### What you need to do
Once every line containing "location" has been counted, report the total for the data and nothing else.

### Input records
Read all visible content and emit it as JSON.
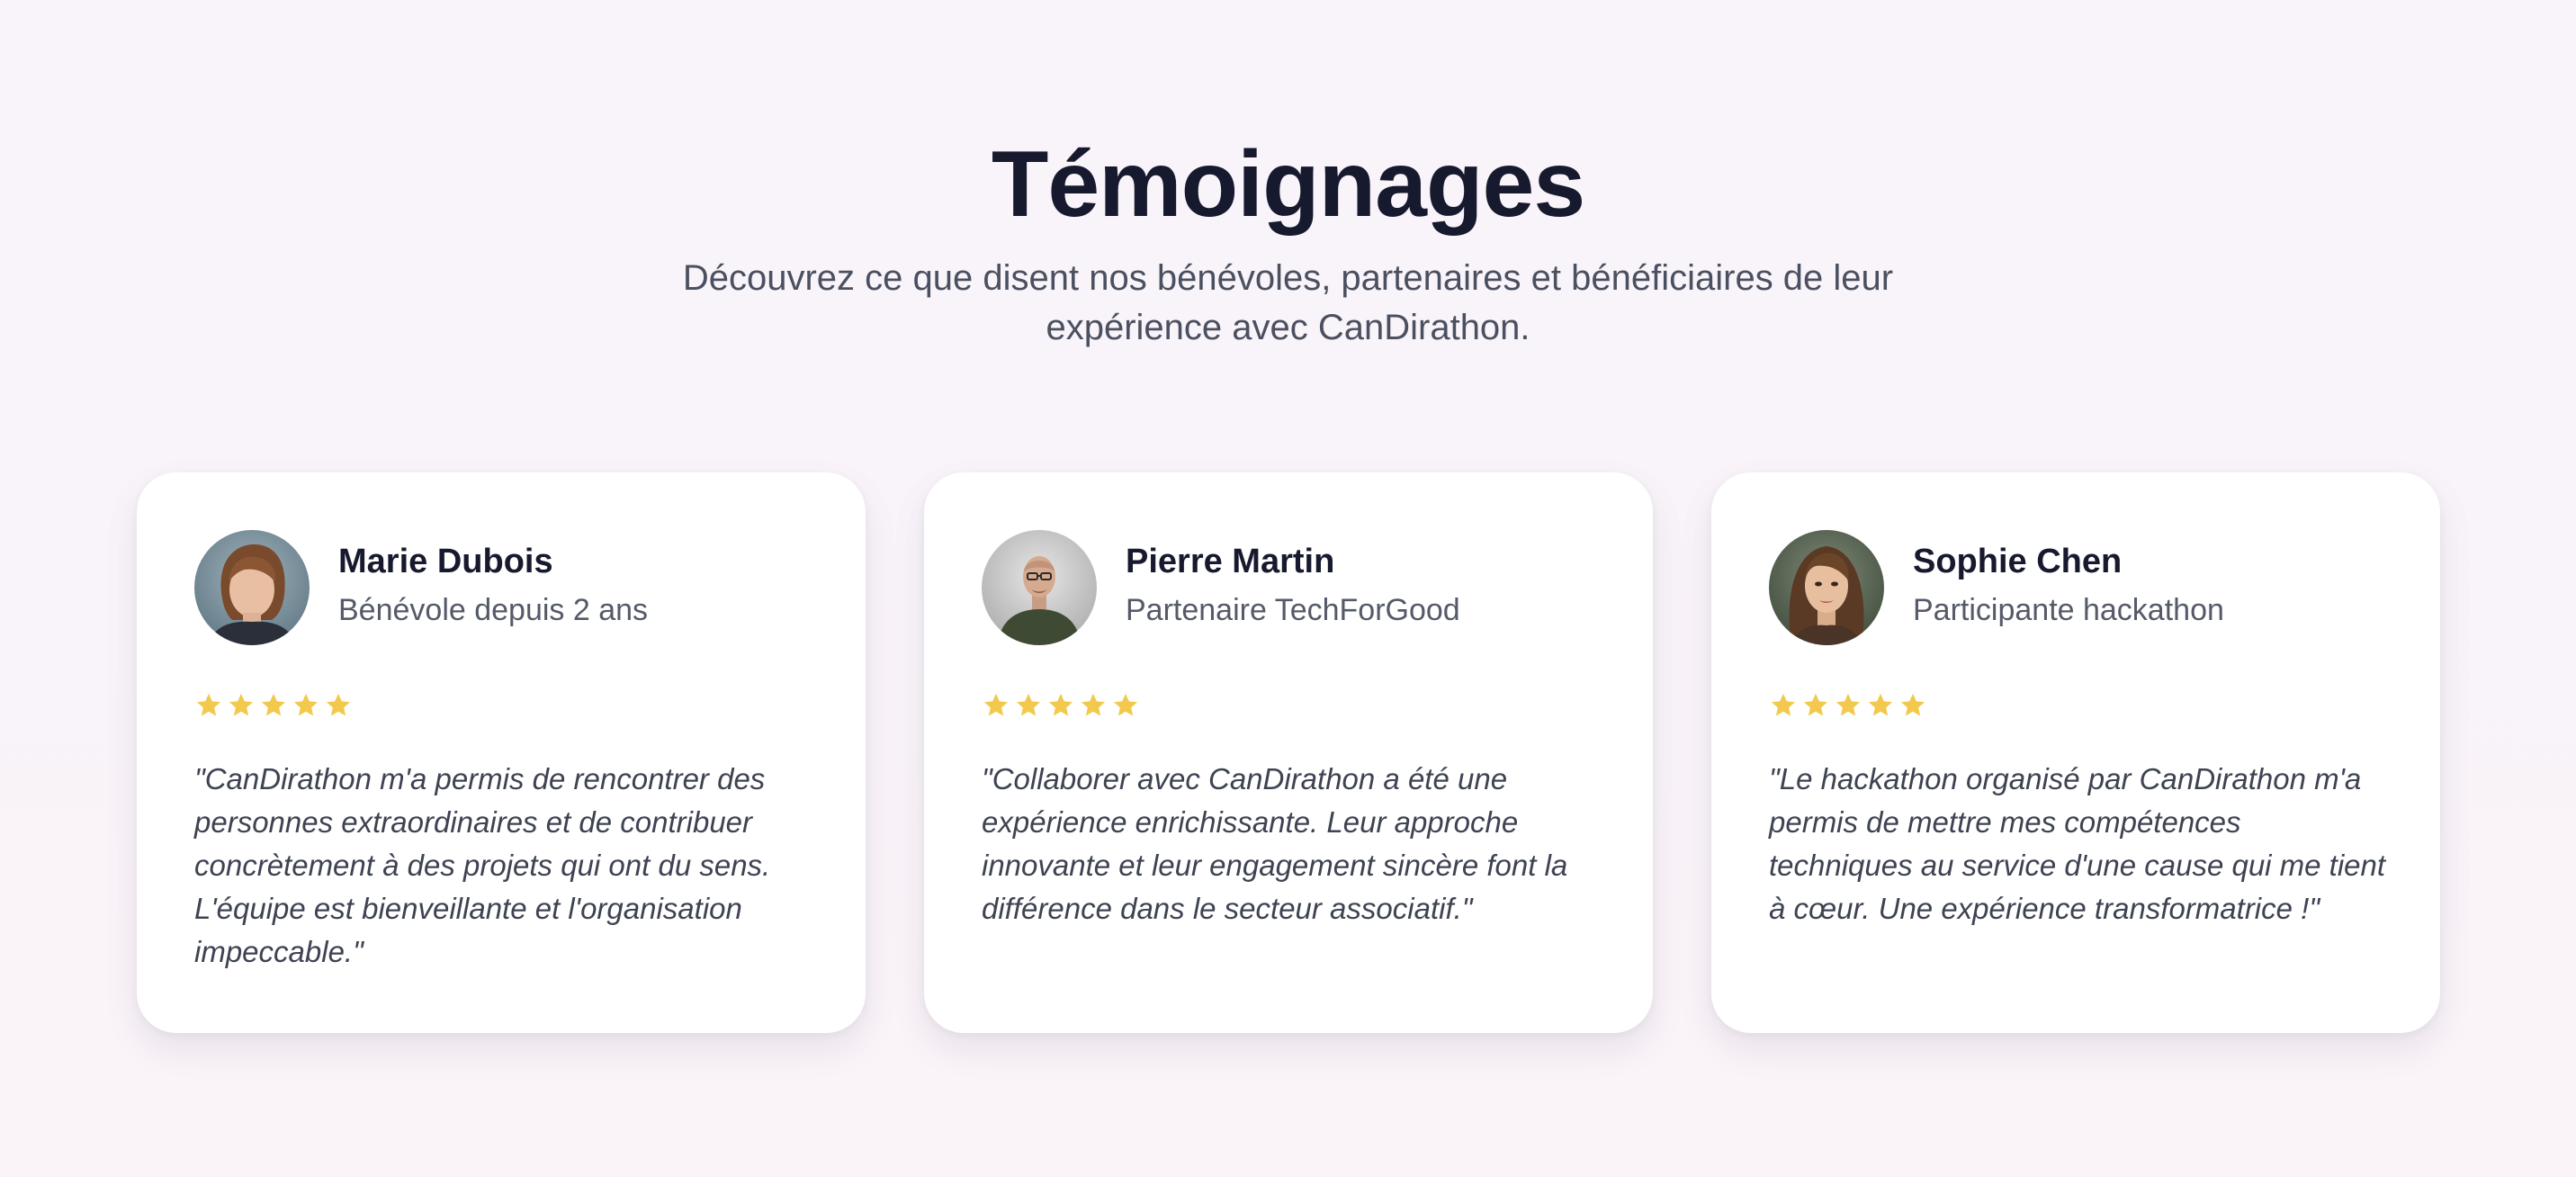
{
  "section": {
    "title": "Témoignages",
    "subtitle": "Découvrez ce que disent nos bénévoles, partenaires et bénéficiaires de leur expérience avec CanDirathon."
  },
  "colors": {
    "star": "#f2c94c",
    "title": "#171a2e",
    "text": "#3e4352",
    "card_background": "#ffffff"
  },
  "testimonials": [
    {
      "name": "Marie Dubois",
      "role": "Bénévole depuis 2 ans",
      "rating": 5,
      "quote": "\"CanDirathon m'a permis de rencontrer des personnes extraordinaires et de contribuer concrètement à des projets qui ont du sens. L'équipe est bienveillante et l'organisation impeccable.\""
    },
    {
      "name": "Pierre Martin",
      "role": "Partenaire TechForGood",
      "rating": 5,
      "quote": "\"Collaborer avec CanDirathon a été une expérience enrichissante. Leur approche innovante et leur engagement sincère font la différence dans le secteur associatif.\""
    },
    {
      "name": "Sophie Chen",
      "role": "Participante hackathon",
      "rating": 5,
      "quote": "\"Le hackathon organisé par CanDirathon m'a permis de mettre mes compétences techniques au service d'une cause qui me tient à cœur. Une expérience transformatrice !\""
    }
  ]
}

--

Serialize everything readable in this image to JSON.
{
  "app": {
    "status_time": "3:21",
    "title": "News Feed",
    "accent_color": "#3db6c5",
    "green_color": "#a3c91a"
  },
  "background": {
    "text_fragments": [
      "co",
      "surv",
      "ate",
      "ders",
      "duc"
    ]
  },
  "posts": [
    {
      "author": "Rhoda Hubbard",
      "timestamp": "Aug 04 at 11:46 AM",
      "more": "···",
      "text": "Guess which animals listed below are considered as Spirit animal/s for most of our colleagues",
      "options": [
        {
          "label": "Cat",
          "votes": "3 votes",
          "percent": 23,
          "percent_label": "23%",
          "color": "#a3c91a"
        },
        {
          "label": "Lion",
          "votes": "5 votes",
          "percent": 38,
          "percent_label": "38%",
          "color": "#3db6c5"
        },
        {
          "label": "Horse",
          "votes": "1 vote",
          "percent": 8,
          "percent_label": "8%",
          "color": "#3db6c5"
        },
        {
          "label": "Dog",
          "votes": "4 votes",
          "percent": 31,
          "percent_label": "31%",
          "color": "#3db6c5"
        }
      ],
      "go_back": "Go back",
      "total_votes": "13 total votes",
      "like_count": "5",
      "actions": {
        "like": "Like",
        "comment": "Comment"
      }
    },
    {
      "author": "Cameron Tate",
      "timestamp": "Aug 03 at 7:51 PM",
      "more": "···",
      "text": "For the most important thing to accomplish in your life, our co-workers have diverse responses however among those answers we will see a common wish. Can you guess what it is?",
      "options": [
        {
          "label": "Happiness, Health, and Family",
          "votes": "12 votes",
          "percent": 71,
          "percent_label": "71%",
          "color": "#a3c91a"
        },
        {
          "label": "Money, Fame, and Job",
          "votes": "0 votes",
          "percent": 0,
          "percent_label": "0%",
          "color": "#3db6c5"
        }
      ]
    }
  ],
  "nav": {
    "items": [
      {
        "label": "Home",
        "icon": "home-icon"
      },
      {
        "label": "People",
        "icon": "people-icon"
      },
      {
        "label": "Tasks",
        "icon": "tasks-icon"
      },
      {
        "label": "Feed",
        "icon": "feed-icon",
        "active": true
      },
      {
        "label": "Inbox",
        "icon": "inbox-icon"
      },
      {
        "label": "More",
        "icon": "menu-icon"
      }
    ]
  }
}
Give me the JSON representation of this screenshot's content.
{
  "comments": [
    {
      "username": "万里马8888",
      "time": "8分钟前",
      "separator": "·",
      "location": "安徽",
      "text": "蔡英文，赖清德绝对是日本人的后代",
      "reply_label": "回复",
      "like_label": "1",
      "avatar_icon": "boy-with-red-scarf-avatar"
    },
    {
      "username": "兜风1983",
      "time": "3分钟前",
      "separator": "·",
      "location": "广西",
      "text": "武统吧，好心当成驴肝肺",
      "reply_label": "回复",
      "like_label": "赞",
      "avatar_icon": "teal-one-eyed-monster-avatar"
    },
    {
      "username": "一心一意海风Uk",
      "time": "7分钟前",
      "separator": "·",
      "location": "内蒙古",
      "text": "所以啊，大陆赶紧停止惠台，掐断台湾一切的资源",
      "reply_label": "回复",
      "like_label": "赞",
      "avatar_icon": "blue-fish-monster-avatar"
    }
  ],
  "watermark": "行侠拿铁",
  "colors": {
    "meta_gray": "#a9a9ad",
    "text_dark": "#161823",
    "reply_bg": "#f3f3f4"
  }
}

### Task output
3